What is the number of lines below that include "hormones"? Give that number alone.
= = = = = = =
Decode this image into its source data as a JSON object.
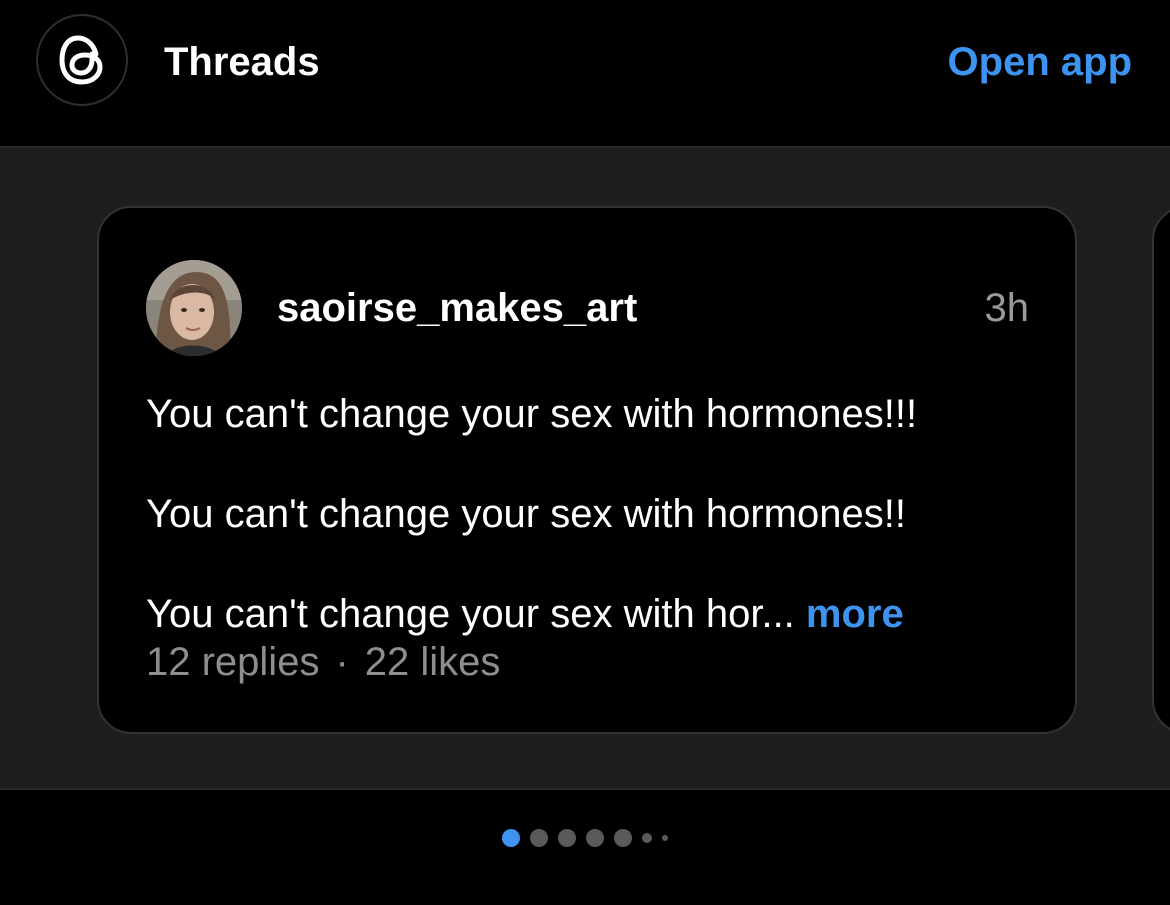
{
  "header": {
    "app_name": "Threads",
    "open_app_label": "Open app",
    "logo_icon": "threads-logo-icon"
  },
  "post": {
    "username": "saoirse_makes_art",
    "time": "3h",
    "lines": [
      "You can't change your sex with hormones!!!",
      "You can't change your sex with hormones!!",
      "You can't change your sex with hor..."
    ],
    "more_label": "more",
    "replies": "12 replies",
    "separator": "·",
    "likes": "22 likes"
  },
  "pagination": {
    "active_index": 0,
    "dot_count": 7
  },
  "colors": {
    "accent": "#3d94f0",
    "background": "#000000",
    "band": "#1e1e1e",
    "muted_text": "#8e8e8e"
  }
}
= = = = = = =
### Exercise output
2